## Aim of the task:
From the entries below, gather each line containing the word "JSON".

[Source records]
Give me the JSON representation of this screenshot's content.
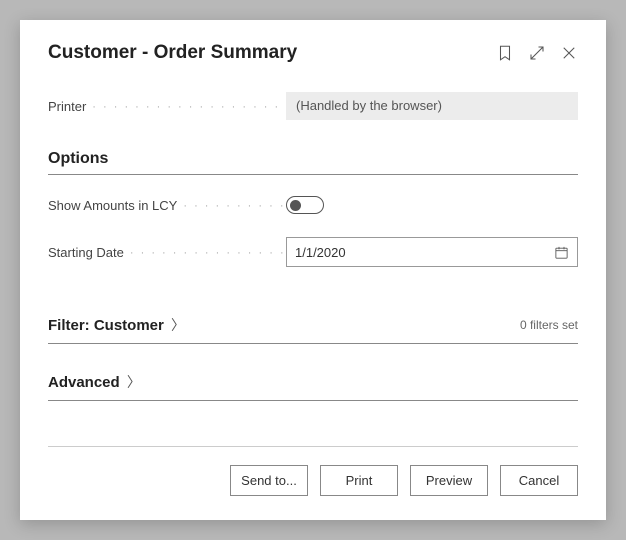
{
  "dialog": {
    "title": "Customer - Order Summary"
  },
  "printer": {
    "label": "Printer",
    "value": "(Handled by the browser)"
  },
  "sections": {
    "options": "Options",
    "filter_customer": "Filter: Customer",
    "advanced": "Advanced"
  },
  "options": {
    "show_amounts_lcy": {
      "label": "Show Amounts in LCY",
      "enabled": false
    },
    "starting_date": {
      "label": "Starting Date",
      "value": "1/1/2020"
    }
  },
  "filter": {
    "hint": "0 filters set"
  },
  "buttons": {
    "send_to": "Send to...",
    "print": "Print",
    "preview": "Preview",
    "cancel": "Cancel"
  }
}
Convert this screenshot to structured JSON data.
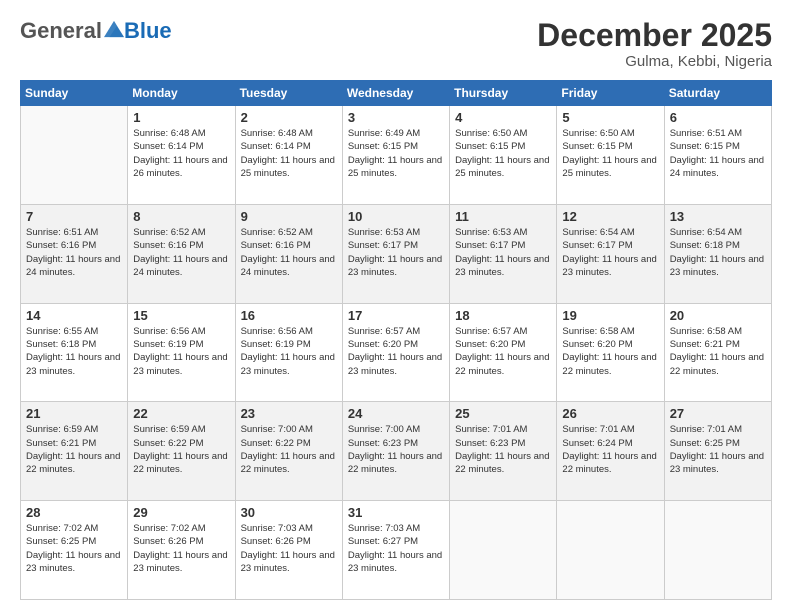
{
  "header": {
    "logo": {
      "general": "General",
      "blue": "Blue"
    },
    "title": "December 2025",
    "location": "Gulma, Kebbi, Nigeria"
  },
  "calendar": {
    "days_of_week": [
      "Sunday",
      "Monday",
      "Tuesday",
      "Wednesday",
      "Thursday",
      "Friday",
      "Saturday"
    ],
    "weeks": [
      [
        {
          "day": "",
          "empty": true
        },
        {
          "day": "1",
          "sunrise": "6:48 AM",
          "sunset": "6:14 PM",
          "daylight": "11 hours and 26 minutes."
        },
        {
          "day": "2",
          "sunrise": "6:48 AM",
          "sunset": "6:14 PM",
          "daylight": "11 hours and 25 minutes."
        },
        {
          "day": "3",
          "sunrise": "6:49 AM",
          "sunset": "6:15 PM",
          "daylight": "11 hours and 25 minutes."
        },
        {
          "day": "4",
          "sunrise": "6:50 AM",
          "sunset": "6:15 PM",
          "daylight": "11 hours and 25 minutes."
        },
        {
          "day": "5",
          "sunrise": "6:50 AM",
          "sunset": "6:15 PM",
          "daylight": "11 hours and 25 minutes."
        },
        {
          "day": "6",
          "sunrise": "6:51 AM",
          "sunset": "6:15 PM",
          "daylight": "11 hours and 24 minutes."
        }
      ],
      [
        {
          "day": "7",
          "sunrise": "6:51 AM",
          "sunset": "6:16 PM",
          "daylight": "11 hours and 24 minutes."
        },
        {
          "day": "8",
          "sunrise": "6:52 AM",
          "sunset": "6:16 PM",
          "daylight": "11 hours and 24 minutes."
        },
        {
          "day": "9",
          "sunrise": "6:52 AM",
          "sunset": "6:16 PM",
          "daylight": "11 hours and 24 minutes."
        },
        {
          "day": "10",
          "sunrise": "6:53 AM",
          "sunset": "6:17 PM",
          "daylight": "11 hours and 23 minutes."
        },
        {
          "day": "11",
          "sunrise": "6:53 AM",
          "sunset": "6:17 PM",
          "daylight": "11 hours and 23 minutes."
        },
        {
          "day": "12",
          "sunrise": "6:54 AM",
          "sunset": "6:17 PM",
          "daylight": "11 hours and 23 minutes."
        },
        {
          "day": "13",
          "sunrise": "6:54 AM",
          "sunset": "6:18 PM",
          "daylight": "11 hours and 23 minutes."
        }
      ],
      [
        {
          "day": "14",
          "sunrise": "6:55 AM",
          "sunset": "6:18 PM",
          "daylight": "11 hours and 23 minutes."
        },
        {
          "day": "15",
          "sunrise": "6:56 AM",
          "sunset": "6:19 PM",
          "daylight": "11 hours and 23 minutes."
        },
        {
          "day": "16",
          "sunrise": "6:56 AM",
          "sunset": "6:19 PM",
          "daylight": "11 hours and 23 minutes."
        },
        {
          "day": "17",
          "sunrise": "6:57 AM",
          "sunset": "6:20 PM",
          "daylight": "11 hours and 23 minutes."
        },
        {
          "day": "18",
          "sunrise": "6:57 AM",
          "sunset": "6:20 PM",
          "daylight": "11 hours and 22 minutes."
        },
        {
          "day": "19",
          "sunrise": "6:58 AM",
          "sunset": "6:20 PM",
          "daylight": "11 hours and 22 minutes."
        },
        {
          "day": "20",
          "sunrise": "6:58 AM",
          "sunset": "6:21 PM",
          "daylight": "11 hours and 22 minutes."
        }
      ],
      [
        {
          "day": "21",
          "sunrise": "6:59 AM",
          "sunset": "6:21 PM",
          "daylight": "11 hours and 22 minutes."
        },
        {
          "day": "22",
          "sunrise": "6:59 AM",
          "sunset": "6:22 PM",
          "daylight": "11 hours and 22 minutes."
        },
        {
          "day": "23",
          "sunrise": "7:00 AM",
          "sunset": "6:22 PM",
          "daylight": "11 hours and 22 minutes."
        },
        {
          "day": "24",
          "sunrise": "7:00 AM",
          "sunset": "6:23 PM",
          "daylight": "11 hours and 22 minutes."
        },
        {
          "day": "25",
          "sunrise": "7:01 AM",
          "sunset": "6:23 PM",
          "daylight": "11 hours and 22 minutes."
        },
        {
          "day": "26",
          "sunrise": "7:01 AM",
          "sunset": "6:24 PM",
          "daylight": "11 hours and 22 minutes."
        },
        {
          "day": "27",
          "sunrise": "7:01 AM",
          "sunset": "6:25 PM",
          "daylight": "11 hours and 23 minutes."
        }
      ],
      [
        {
          "day": "28",
          "sunrise": "7:02 AM",
          "sunset": "6:25 PM",
          "daylight": "11 hours and 23 minutes."
        },
        {
          "day": "29",
          "sunrise": "7:02 AM",
          "sunset": "6:26 PM",
          "daylight": "11 hours and 23 minutes."
        },
        {
          "day": "30",
          "sunrise": "7:03 AM",
          "sunset": "6:26 PM",
          "daylight": "11 hours and 23 minutes."
        },
        {
          "day": "31",
          "sunrise": "7:03 AM",
          "sunset": "6:27 PM",
          "daylight": "11 hours and 23 minutes."
        },
        {
          "day": "",
          "empty": true
        },
        {
          "day": "",
          "empty": true
        },
        {
          "day": "",
          "empty": true
        }
      ]
    ]
  }
}
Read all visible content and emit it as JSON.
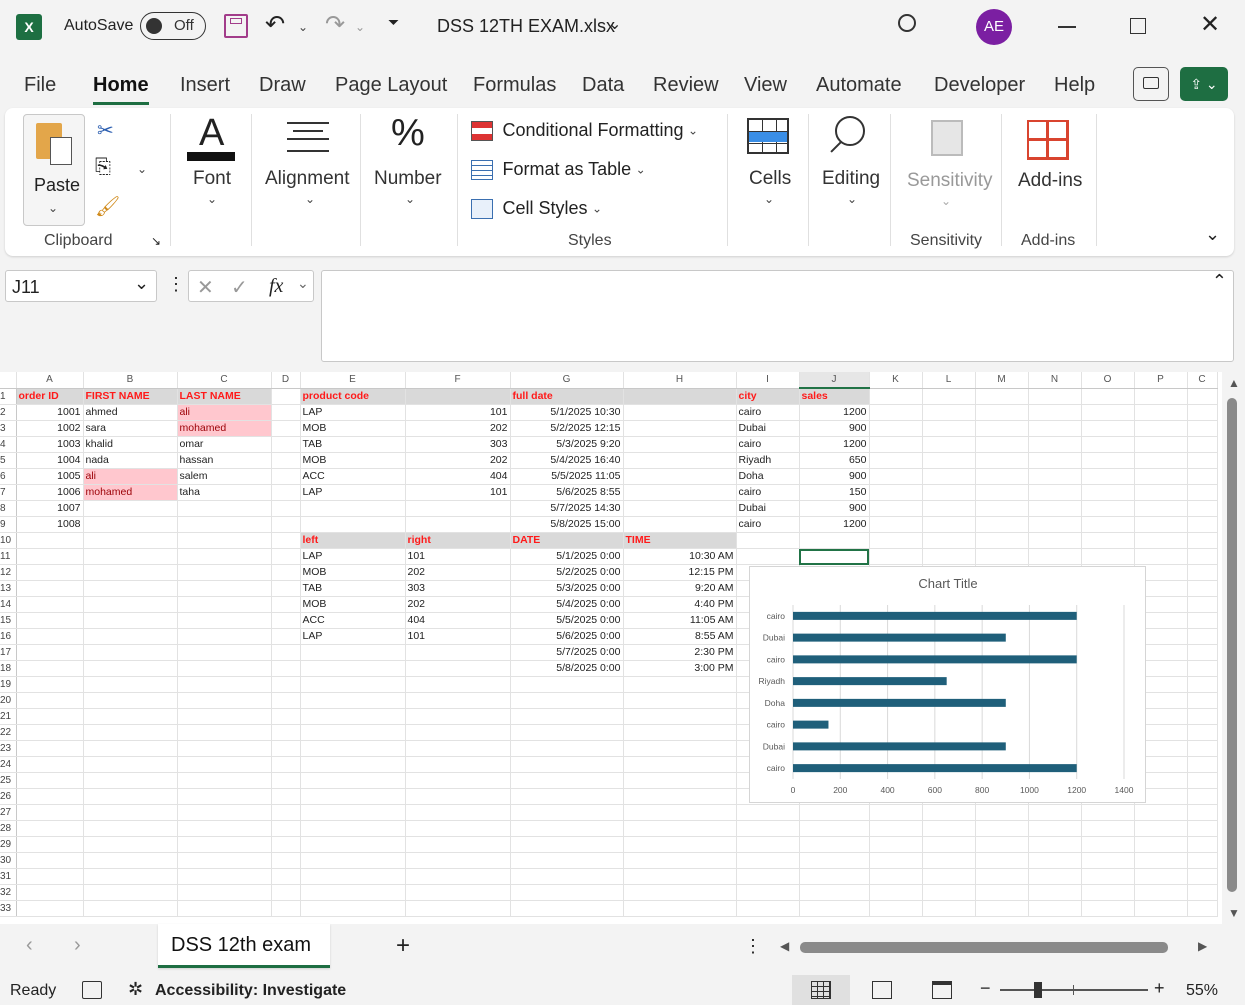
{
  "titlebar": {
    "autosave_label": "AutoSave",
    "autosave_state": "Off",
    "filename": "DSS 12TH EXAM.xlsx",
    "avatar": "AE"
  },
  "menu": [
    "File",
    "Home",
    "Insert",
    "Draw",
    "Page Layout",
    "Formulas",
    "Data",
    "Review",
    "View",
    "Automate",
    "Developer",
    "Help"
  ],
  "ribbon": {
    "paste": "Paste",
    "clipboard": "Clipboard",
    "font": "Font",
    "alignment": "Alignment",
    "number": "Number",
    "cond_format": "Conditional Formatting",
    "format_table": "Format as Table",
    "cell_styles": "Cell Styles",
    "styles": "Styles",
    "cells": "Cells",
    "editing": "Editing",
    "sensitivity": "Sensitivity",
    "sensitivity_group": "Sensitivity",
    "addins": "Add-ins",
    "addins_group": "Add-ins"
  },
  "formula_bar": {
    "name_box": "J11",
    "fx": "fx",
    "value": ""
  },
  "columns": [
    "A",
    "B",
    "C",
    "D",
    "E",
    "F",
    "G",
    "H",
    "I",
    "J",
    "K",
    "L",
    "M",
    "N",
    "O",
    "P",
    "C"
  ],
  "rows": [
    [
      "order ID",
      "FIRST NAME",
      "LAST NAME",
      "",
      "product code",
      "",
      "full date",
      "",
      "city",
      "sales",
      "",
      "",
      "",
      "",
      "",
      "",
      ""
    ],
    [
      "1001",
      "ahmed",
      "ali",
      "",
      "LAP",
      "101",
      "5/1/2025 10:30",
      "",
      "cairo",
      "1200",
      "",
      "",
      "",
      "",
      "",
      "",
      ""
    ],
    [
      "1002",
      "sara",
      "mohamed",
      "",
      "MOB",
      "202",
      "5/2/2025 12:15",
      "",
      "Dubai",
      "900",
      "",
      "",
      "",
      "",
      "",
      "",
      ""
    ],
    [
      "1003",
      "khalid",
      "omar",
      "",
      "TAB",
      "303",
      "5/3/2025 9:20",
      "",
      "cairo",
      "1200",
      "",
      "",
      "",
      "",
      "",
      "",
      ""
    ],
    [
      "1004",
      "nada",
      "hassan",
      "",
      "MOB",
      "202",
      "5/4/2025 16:40",
      "",
      "Riyadh",
      "650",
      "",
      "",
      "",
      "",
      "",
      "",
      ""
    ],
    [
      "1005",
      "ali",
      "salem",
      "",
      "ACC",
      "404",
      "5/5/2025 11:05",
      "",
      "Doha",
      "900",
      "",
      "",
      "",
      "",
      "",
      "",
      ""
    ],
    [
      "1006",
      "mohamed",
      "taha",
      "",
      "LAP",
      "101",
      "5/6/2025 8:55",
      "",
      "cairo",
      "150",
      "",
      "",
      "",
      "",
      "",
      "",
      ""
    ],
    [
      "1007",
      "",
      "",
      "",
      "",
      "",
      "5/7/2025 14:30",
      "",
      "Dubai",
      "900",
      "",
      "",
      "",
      "",
      "",
      "",
      ""
    ],
    [
      "1008",
      "",
      "",
      "",
      "",
      "",
      "5/8/2025 15:00",
      "",
      "cairo",
      "1200",
      "",
      "",
      "",
      "",
      "",
      "",
      ""
    ],
    [
      "",
      "",
      "",
      "",
      "left",
      "right",
      "DATE",
      "TIME",
      "",
      "",
      "",
      "",
      "",
      "",
      "",
      "",
      ""
    ],
    [
      "",
      "",
      "",
      "",
      "LAP",
      "101",
      "5/1/2025 0:00",
      "10:30 AM",
      "",
      "",
      "",
      "",
      "",
      "",
      "",
      "",
      ""
    ],
    [
      "",
      "",
      "",
      "",
      "MOB",
      "202",
      "5/2/2025 0:00",
      "12:15 PM",
      "",
      "",
      "",
      "",
      "",
      "",
      "",
      "",
      ""
    ],
    [
      "",
      "",
      "",
      "",
      "TAB",
      "303",
      "5/3/2025 0:00",
      "9:20 AM",
      "",
      "",
      "",
      "",
      "",
      "",
      "",
      "",
      ""
    ],
    [
      "",
      "",
      "",
      "",
      "MOB",
      "202",
      "5/4/2025 0:00",
      "4:40 PM",
      "",
      "",
      "",
      "",
      "",
      "",
      "",
      "",
      ""
    ],
    [
      "",
      "",
      "",
      "",
      "ACC",
      "404",
      "5/5/2025 0:00",
      "11:05 AM",
      "",
      "",
      "",
      "",
      "",
      "",
      "",
      "",
      ""
    ],
    [
      "",
      "",
      "",
      "",
      "LAP",
      "101",
      "5/6/2025 0:00",
      "8:55 AM",
      "",
      "",
      "",
      "",
      "",
      "",
      "",
      "",
      ""
    ],
    [
      "",
      "",
      "",
      "",
      "",
      "",
      "5/7/2025 0:00",
      "2:30 PM",
      "",
      "",
      "",
      "",
      "",
      "",
      "",
      "",
      ""
    ],
    [
      "",
      "",
      "",
      "",
      "",
      "",
      "5/8/2025 0:00",
      "3:00 PM",
      "",
      "",
      "",
      "",
      "",
      "",
      "",
      "",
      ""
    ]
  ],
  "row_count": 33,
  "chart_data": {
    "type": "bar",
    "title": "Chart Title",
    "categories": [
      "cairo",
      "Dubai",
      "cairo",
      "Doha",
      "Riyadh",
      "cairo",
      "Dubai",
      "cairo"
    ],
    "values": [
      1200,
      900,
      150,
      900,
      650,
      1200,
      900,
      1200
    ],
    "xlim": [
      0,
      1400
    ],
    "xticks": [
      0,
      200,
      400,
      600,
      800,
      1000,
      1200,
      1400
    ],
    "bar_color": "#1f5f7a",
    "grid": true
  },
  "sheet_tab": "DSS 12th exam",
  "status": {
    "ready": "Ready",
    "accessibility": "Accessibility: Investigate",
    "zoom": "55%"
  }
}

## Task solution:
Give me the JSON representation of this screenshot's content.
Convert this screenshot to structured JSON data.
Read all visible content and emit it as JSON.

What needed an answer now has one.